World Bulletin/News Desk
Democracy protesters appeared resigned Wednesday to police bringing their seven-week occupation of some Hong Kong sites to a close, but several said they would quickly regroup to occupy roads in new locations.
The High Court earlier this week ordered bailiffs to enforce injunctions to dismantle barricades at protest sites in two locations, and police have been authorized to remove or arrest anyone who tries to obstruct them.
"We won't resist if police try to clear this site," 21-year-old protester Michael Lau, a university student, told The Anadolu Agency.
"We can always restart the protest somewhere else."
Government-funded broadcaster Radio Television Hong Kong reported yesterday that some 7,000 police officers might be deployed to help bailiffs enforce the court injunctions, although there was no news when that may be.
Protesters and social commentators have speculated that now that the eyes of the world are off China - with the close in Beijing Wednesday of this week's Asia Pacific Economic Cooperation summit - the clearances could soon begin.
The majority suspicion is that police may move in early Friday.
The South China Morning Post reported Wednesday that three men had thrown rotten animal organs at the owner of the city's only pro-democracy newspaper, Apple Daily, at the main protest site, while an anti-occupy protester handed out white flowers - a symbol of death.
Media mogul Jimmy Lai is closely associated with the city's democracy movement and has regularly joined the demonstrations.
Chinese President Xi Jinping on Wednesday called the occupation of roads in Hong Kong an "illegal movement."
He warned against any foreign interference in Hong Kong affairs, which he said were China's internal matter.

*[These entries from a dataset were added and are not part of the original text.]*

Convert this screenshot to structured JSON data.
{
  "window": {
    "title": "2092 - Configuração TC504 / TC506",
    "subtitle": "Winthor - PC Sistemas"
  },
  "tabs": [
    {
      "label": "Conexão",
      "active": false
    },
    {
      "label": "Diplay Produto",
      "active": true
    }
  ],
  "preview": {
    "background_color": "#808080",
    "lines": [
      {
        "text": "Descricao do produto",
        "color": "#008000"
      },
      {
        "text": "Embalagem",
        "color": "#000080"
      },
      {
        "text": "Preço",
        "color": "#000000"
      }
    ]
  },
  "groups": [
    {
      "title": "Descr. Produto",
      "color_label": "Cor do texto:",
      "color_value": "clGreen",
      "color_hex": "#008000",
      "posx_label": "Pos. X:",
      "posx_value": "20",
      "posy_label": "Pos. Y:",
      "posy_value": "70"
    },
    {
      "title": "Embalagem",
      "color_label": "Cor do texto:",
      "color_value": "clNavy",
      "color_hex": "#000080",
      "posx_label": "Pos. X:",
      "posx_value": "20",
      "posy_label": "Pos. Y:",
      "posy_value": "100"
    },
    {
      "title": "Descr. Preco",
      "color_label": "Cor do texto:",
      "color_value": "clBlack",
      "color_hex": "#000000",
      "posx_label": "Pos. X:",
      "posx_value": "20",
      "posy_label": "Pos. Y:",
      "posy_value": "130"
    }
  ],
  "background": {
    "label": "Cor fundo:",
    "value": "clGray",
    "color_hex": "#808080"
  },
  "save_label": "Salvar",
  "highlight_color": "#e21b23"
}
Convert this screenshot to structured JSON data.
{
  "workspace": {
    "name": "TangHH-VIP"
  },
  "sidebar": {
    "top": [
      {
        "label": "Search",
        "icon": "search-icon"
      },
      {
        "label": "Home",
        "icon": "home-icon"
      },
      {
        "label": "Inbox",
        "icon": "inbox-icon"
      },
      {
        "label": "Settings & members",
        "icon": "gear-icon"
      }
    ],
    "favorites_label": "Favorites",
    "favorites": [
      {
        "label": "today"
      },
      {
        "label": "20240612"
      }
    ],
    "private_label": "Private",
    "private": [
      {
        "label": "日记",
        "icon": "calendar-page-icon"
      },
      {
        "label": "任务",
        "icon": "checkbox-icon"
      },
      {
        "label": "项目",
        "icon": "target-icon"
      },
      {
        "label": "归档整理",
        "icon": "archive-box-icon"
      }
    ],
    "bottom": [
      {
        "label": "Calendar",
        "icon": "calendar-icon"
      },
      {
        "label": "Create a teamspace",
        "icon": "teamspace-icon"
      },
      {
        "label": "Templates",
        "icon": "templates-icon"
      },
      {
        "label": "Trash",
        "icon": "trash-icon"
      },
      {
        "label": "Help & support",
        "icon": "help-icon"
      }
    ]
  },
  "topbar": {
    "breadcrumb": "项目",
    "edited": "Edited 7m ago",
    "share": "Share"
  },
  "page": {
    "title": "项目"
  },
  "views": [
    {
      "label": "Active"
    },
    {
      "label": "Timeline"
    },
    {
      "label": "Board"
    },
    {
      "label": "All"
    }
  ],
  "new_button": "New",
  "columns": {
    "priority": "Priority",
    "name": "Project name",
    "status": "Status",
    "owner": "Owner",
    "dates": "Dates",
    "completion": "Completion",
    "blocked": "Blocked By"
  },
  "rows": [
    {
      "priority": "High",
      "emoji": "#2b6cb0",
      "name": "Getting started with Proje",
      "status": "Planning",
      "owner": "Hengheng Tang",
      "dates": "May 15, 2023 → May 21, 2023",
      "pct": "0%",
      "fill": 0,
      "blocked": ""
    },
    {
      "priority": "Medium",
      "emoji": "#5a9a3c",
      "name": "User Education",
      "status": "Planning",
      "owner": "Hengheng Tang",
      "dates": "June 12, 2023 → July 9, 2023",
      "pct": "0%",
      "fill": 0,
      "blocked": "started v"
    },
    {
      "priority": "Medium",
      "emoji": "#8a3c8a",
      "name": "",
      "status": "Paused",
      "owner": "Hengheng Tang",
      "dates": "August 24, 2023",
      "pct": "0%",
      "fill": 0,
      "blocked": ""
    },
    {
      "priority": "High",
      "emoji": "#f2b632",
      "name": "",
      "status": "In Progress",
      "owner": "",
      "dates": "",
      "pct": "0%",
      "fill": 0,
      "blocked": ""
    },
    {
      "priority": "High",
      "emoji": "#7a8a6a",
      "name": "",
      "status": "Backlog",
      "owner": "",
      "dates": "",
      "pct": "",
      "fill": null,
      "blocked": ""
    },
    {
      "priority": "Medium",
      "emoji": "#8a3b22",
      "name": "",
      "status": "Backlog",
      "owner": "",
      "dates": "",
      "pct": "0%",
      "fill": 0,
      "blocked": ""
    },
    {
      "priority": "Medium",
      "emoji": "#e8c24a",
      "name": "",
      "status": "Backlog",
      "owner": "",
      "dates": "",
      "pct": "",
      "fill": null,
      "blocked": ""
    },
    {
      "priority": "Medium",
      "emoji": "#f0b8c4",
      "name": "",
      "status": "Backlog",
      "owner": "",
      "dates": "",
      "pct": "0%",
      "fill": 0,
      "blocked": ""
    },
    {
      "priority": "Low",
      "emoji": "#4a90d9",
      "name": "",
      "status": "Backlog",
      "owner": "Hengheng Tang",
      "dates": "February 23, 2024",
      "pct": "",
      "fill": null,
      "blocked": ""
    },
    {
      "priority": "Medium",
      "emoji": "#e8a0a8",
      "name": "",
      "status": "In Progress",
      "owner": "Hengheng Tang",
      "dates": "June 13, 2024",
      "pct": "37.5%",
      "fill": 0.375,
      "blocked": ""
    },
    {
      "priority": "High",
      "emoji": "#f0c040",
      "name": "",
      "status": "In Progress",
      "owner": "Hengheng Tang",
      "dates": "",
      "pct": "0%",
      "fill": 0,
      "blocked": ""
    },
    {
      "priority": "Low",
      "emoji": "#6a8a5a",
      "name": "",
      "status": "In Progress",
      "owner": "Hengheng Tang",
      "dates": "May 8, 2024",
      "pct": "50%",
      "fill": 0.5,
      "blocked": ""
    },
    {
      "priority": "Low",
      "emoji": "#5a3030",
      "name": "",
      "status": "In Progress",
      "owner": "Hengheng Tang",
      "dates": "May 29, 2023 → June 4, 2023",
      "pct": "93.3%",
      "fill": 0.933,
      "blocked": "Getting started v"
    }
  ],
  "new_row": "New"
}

Speaking in Beijing at a press conference alongside U.S. President Barack Obama, Xi said he had told Obama that Beijing was firmly supportive of the Hong Kong government's efforts to handle the situation in accordance with the law.
Last Mod: 12 Kasım 2014, 17:49